WHAT TO DO —
Pull each line containing "Market" from the data.

(Beginning of DATA SUPPLIED)

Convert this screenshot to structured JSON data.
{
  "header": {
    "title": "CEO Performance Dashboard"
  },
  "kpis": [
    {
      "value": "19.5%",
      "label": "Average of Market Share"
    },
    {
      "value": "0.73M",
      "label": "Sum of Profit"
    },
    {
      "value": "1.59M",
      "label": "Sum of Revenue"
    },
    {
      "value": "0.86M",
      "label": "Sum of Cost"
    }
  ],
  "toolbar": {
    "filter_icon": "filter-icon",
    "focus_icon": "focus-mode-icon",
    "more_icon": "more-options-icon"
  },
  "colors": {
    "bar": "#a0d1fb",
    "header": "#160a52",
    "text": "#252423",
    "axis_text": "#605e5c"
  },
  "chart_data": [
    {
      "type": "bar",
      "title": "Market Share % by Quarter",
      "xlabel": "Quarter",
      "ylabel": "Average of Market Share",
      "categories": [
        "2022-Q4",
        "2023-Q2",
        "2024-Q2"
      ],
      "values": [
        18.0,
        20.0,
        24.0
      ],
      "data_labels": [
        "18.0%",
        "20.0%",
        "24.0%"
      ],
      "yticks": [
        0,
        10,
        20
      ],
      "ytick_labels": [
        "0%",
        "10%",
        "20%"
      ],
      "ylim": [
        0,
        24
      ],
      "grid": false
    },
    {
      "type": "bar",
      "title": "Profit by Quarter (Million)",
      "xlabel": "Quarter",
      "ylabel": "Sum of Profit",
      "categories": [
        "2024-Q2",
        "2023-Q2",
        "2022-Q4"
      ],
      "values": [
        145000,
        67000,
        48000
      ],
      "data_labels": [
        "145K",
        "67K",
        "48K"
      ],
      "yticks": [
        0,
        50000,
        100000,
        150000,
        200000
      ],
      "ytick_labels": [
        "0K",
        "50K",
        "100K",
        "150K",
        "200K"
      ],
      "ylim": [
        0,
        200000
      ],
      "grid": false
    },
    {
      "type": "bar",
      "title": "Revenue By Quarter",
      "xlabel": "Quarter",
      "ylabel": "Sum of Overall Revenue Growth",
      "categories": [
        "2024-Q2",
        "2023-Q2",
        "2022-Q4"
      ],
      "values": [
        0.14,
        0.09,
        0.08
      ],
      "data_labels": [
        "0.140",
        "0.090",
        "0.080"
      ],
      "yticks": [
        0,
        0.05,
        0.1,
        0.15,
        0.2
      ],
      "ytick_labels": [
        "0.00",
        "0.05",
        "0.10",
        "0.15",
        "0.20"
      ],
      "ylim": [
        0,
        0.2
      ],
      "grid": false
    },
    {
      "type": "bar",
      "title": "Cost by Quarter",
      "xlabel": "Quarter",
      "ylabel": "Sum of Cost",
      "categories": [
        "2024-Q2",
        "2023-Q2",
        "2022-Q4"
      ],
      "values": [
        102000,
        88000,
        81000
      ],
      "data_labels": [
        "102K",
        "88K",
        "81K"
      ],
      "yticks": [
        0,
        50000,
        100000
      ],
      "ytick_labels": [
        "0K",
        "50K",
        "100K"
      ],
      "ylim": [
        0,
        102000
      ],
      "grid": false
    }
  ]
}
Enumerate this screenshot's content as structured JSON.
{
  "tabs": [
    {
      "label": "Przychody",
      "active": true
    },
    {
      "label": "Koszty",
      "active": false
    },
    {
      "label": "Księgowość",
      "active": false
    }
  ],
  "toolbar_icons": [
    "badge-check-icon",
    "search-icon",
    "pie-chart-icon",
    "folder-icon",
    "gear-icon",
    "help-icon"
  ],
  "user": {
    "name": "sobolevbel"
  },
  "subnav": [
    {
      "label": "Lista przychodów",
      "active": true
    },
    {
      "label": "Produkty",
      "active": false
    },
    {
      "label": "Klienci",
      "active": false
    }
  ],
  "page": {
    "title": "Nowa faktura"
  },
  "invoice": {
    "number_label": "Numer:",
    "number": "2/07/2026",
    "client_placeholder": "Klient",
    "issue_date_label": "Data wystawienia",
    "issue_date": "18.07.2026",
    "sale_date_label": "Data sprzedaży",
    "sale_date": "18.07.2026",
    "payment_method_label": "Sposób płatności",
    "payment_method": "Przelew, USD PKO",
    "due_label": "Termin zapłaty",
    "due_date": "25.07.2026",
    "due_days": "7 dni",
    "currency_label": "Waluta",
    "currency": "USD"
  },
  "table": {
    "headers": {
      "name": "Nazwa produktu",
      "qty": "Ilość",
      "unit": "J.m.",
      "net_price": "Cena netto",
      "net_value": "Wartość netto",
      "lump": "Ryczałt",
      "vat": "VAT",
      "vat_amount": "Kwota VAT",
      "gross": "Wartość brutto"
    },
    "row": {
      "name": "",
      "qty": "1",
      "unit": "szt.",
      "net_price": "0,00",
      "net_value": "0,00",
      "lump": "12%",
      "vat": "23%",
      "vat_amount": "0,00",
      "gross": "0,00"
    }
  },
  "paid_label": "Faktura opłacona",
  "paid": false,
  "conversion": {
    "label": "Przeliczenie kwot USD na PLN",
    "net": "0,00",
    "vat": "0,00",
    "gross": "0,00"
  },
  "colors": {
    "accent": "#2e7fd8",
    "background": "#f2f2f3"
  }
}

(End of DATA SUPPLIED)
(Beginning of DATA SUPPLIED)

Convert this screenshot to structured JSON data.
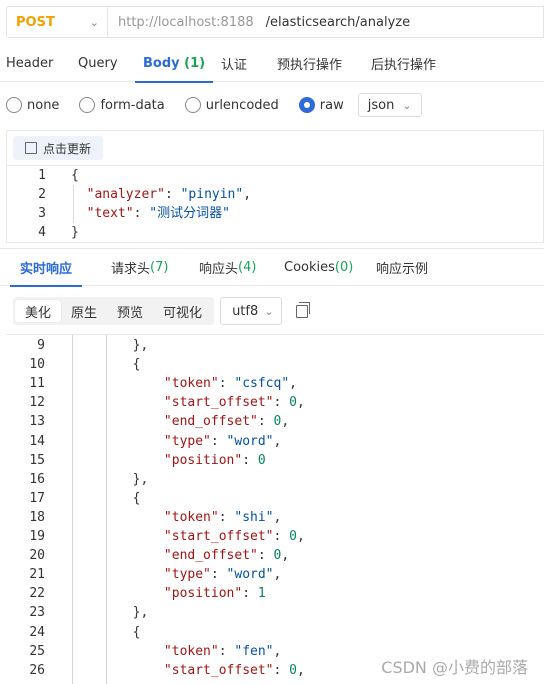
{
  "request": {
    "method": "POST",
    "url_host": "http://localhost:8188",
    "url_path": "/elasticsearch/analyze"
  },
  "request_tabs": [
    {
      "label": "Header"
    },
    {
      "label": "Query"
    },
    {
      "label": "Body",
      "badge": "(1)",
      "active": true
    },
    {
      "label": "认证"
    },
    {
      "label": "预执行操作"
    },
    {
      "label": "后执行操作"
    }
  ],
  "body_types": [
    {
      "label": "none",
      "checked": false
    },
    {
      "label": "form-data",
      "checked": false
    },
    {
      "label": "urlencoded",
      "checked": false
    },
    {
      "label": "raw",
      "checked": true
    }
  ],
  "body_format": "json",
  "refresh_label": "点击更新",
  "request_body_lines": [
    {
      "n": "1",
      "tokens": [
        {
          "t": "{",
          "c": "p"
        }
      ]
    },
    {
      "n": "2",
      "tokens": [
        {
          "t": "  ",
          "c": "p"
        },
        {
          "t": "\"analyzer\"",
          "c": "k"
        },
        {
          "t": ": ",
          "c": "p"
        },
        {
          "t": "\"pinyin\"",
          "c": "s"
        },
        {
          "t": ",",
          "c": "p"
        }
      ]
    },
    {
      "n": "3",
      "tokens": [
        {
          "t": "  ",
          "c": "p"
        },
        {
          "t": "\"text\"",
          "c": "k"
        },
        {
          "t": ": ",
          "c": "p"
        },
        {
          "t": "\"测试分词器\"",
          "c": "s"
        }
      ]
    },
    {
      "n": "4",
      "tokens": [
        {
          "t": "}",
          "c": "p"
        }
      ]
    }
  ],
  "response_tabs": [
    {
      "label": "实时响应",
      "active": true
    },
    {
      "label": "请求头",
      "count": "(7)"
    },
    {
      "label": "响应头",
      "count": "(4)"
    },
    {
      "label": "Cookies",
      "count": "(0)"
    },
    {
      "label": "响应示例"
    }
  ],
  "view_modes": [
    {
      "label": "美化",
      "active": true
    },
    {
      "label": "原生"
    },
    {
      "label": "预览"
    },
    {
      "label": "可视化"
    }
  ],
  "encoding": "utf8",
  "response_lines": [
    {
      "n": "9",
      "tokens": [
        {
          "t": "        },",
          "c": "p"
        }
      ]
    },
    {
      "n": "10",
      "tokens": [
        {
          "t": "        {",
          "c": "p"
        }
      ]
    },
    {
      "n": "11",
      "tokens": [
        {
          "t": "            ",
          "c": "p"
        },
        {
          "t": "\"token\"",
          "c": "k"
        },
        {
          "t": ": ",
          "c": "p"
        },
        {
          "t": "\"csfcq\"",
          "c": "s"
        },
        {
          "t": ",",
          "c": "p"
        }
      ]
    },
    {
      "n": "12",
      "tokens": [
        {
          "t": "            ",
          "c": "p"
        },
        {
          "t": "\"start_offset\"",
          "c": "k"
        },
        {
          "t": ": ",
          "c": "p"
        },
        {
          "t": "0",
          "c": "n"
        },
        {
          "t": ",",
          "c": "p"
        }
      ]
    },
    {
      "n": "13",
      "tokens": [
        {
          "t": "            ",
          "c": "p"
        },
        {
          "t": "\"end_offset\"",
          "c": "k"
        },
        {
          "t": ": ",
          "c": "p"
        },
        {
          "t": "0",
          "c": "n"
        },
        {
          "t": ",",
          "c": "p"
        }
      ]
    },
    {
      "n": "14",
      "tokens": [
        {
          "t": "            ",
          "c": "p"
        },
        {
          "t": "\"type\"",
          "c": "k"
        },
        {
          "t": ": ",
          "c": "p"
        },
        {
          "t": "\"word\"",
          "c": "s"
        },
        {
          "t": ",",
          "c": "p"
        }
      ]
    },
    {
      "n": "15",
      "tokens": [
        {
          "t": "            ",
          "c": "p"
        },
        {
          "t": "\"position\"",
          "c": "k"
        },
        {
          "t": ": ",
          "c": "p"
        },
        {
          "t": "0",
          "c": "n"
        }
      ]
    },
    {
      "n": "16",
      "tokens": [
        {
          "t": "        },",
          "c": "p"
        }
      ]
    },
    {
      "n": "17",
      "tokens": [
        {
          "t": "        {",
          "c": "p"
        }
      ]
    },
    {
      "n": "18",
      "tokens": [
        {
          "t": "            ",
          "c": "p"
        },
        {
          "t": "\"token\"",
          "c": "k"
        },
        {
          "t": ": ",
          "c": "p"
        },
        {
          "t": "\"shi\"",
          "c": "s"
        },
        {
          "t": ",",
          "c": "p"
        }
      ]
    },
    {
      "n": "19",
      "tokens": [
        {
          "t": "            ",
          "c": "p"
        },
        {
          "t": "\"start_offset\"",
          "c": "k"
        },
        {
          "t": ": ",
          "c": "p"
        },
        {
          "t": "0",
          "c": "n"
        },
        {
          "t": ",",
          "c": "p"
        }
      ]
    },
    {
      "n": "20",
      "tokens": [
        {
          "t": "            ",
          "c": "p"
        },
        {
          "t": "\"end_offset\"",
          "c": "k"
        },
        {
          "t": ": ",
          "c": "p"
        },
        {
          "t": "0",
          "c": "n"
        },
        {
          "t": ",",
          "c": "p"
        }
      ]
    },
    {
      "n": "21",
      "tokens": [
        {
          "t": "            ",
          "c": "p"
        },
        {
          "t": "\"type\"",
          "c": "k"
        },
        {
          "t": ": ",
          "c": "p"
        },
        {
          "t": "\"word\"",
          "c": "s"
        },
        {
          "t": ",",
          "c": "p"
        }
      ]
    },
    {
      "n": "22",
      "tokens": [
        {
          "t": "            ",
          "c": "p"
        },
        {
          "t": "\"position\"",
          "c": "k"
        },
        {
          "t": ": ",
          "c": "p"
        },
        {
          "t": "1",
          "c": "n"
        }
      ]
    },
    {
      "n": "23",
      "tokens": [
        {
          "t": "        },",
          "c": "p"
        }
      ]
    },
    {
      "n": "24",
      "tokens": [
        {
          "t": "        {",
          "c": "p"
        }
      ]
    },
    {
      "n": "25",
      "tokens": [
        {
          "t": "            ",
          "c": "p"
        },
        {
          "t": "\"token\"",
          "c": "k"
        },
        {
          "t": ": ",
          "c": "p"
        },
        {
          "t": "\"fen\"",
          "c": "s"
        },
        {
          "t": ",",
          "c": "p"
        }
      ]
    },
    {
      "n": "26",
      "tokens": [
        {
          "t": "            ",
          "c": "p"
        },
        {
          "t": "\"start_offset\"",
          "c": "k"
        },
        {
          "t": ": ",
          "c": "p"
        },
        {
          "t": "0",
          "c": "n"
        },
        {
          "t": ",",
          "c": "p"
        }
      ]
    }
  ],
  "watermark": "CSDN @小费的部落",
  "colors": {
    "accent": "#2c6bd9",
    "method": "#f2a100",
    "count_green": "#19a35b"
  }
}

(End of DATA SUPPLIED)

SOLUTION BELOW —
      "label": "Average of Market Share"
      "title": "Market Share % by Quarter",
      "ylabel": "Average of Market Share",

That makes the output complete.